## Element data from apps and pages
<<<<

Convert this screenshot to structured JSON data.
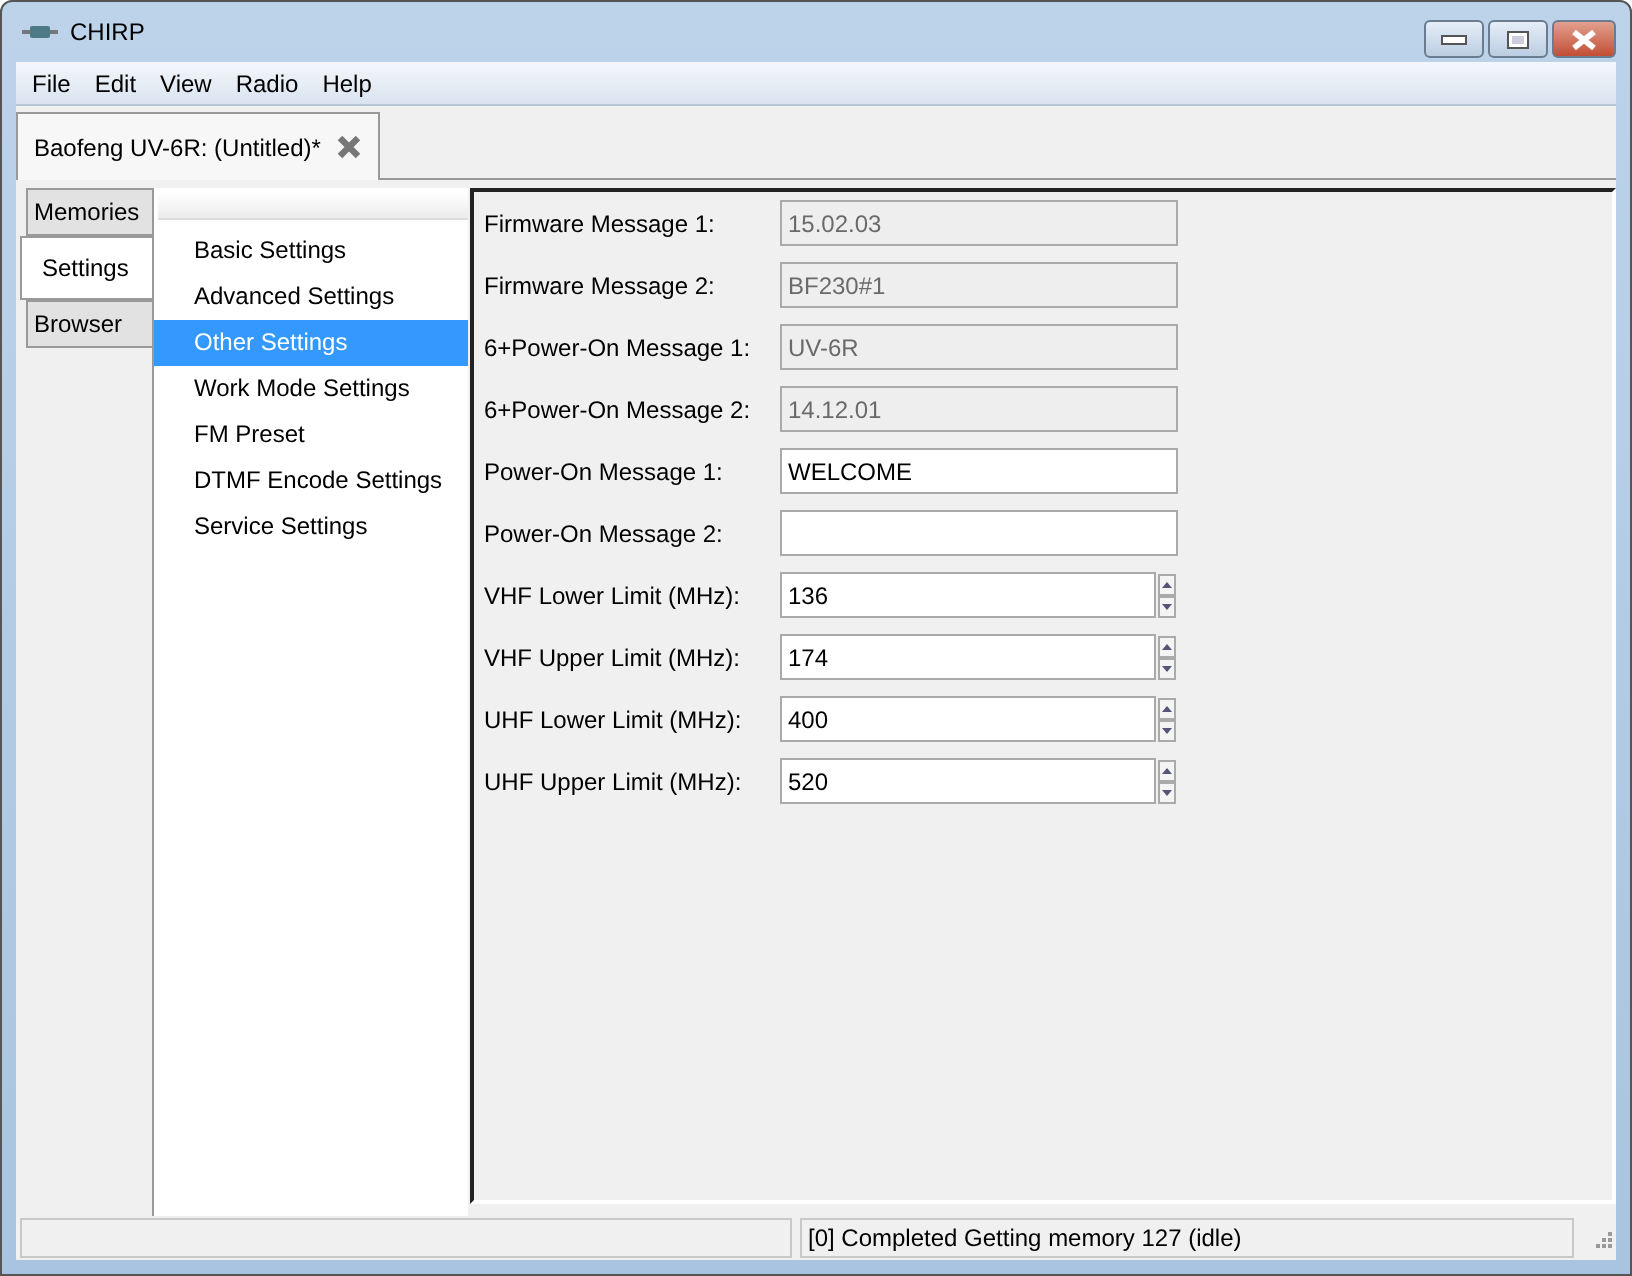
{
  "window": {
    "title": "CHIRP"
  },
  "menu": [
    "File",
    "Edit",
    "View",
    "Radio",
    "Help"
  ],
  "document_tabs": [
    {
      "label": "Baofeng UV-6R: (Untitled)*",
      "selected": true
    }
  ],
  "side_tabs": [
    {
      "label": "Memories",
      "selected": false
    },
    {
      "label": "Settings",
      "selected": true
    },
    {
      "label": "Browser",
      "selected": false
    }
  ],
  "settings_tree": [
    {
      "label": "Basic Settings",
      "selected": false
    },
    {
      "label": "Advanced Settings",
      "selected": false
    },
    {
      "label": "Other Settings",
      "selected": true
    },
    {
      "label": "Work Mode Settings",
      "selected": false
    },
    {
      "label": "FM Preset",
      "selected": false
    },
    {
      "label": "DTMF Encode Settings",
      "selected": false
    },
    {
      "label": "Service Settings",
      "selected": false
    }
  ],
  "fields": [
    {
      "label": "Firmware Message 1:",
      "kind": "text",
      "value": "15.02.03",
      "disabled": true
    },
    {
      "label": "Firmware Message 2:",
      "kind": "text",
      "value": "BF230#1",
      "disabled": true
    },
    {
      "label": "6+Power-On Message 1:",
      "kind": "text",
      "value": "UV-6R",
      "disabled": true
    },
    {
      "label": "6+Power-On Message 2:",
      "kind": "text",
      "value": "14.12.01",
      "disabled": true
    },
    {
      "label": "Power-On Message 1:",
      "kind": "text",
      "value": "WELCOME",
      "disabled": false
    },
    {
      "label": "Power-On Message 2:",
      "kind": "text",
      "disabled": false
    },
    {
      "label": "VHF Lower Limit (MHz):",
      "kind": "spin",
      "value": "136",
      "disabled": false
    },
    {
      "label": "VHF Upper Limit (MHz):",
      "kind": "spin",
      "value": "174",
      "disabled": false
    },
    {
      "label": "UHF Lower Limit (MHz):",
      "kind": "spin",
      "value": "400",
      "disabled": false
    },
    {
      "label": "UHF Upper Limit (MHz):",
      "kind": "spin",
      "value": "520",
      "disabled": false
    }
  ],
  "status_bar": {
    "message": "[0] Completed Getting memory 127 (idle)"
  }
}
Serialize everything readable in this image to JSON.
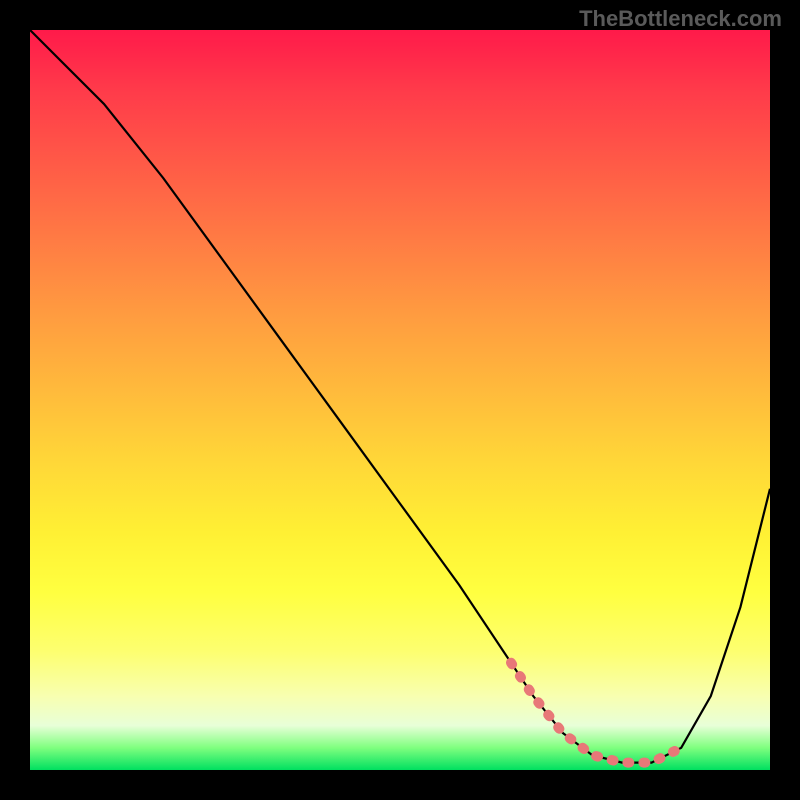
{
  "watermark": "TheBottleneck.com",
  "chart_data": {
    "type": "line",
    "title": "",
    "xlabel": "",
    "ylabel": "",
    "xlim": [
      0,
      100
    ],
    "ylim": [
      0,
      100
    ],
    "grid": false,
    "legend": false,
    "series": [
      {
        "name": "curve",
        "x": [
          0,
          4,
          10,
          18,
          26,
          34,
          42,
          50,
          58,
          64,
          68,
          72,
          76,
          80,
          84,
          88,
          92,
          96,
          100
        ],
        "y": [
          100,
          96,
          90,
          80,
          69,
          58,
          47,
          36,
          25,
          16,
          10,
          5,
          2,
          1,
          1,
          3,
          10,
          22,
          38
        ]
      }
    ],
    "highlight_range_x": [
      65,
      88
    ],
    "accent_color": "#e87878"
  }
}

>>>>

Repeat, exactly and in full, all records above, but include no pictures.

Convert this screenshot to structured JSON data.
{
  "window": {
    "title": "CHIRP"
  },
  "menu": [
    "File",
    "Edit",
    "View",
    "Radio",
    "Help"
  ],
  "document_tabs": [
    {
      "label": "Baofeng UV-6R: (Untitled)*",
      "selected": true
    }
  ],
  "side_tabs": [
    {
      "label": "Memories",
      "selected": false
    },
    {
      "label": "Settings",
      "selected": true
    },
    {
      "label": "Browser",
      "selected": false
    }
  ],
  "settings_tree": [
    {
      "label": "Basic Settings",
      "selected": false
    },
    {
      "label": "Advanced Settings",
      "selected": false
    },
    {
      "label": "Other Settings",
      "selected": true
    },
    {
      "label": "Work Mode Settings",
      "selected": false
    },
    {
      "label": "FM Preset",
      "selected": false
    },
    {
      "label": "DTMF Encode Settings",
      "selected": false
    },
    {
      "label": "Service Settings",
      "selected": false
    }
  ],
  "fields": [
    {
      "label": "Firmware Message 1:",
      "kind": "text",
      "value": "15.02.03",
      "disabled": true
    },
    {
      "label": "Firmware Message 2:",
      "kind": "text",
      "value": "BF230#1",
      "disabled": true
    },
    {
      "label": "6+Power-On Message 1:",
      "kind": "text",
      "value": "UV-6R",
      "disabled": true
    },
    {
      "label": "6+Power-On Message 2:",
      "kind": "text",
      "value": "14.12.01",
      "disabled": true
    },
    {
      "label": "Power-On Message 1:",
      "kind": "text",
      "value": "WELCOME",
      "disabled": false
    },
    {
      "label": "Power-On Message 2:",
      "kind": "text",
      "disabled": false
    },
    {
      "label": "VHF Lower Limit (MHz):",
      "kind": "spin",
      "value": "136",
      "disabled": false
    },
    {
      "label": "VHF Upper Limit (MHz):",
      "kind": "spin",
      "value": "174",
      "disabled": false
    },
    {
      "label": "UHF Lower Limit (MHz):",
      "kind": "spin",
      "value": "400",
      "disabled": false
    },
    {
      "label": "UHF Upper Limit (MHz):",
      "kind": "spin",
      "value": "520",
      "disabled": false
    }
  ],
  "status_bar": {
    "message": "[0] Completed Getting memory 127 (idle)"
  }
}
Serialize everything readable in this image to JSON.
{
  "watermark": "TheBottleneck.com",
  "chart_data": {
    "type": "line",
    "title": "",
    "xlabel": "",
    "ylabel": "",
    "xlim": [
      0,
      100
    ],
    "ylim": [
      0,
      100
    ],
    "grid": false,
    "legend": false,
    "series": [
      {
        "name": "curve",
        "x": [
          0,
          4,
          10,
          18,
          26,
          34,
          42,
          50,
          58,
          64,
          68,
          72,
          76,
          80,
          84,
          88,
          92,
          96,
          100
        ],
        "y": [
          100,
          96,
          90,
          80,
          69,
          58,
          47,
          36,
          25,
          16,
          10,
          5,
          2,
          1,
          1,
          3,
          10,
          22,
          38
        ]
      }
    ],
    "highlight_range_x": [
      65,
      88
    ],
    "accent_color": "#e87878"
  }
}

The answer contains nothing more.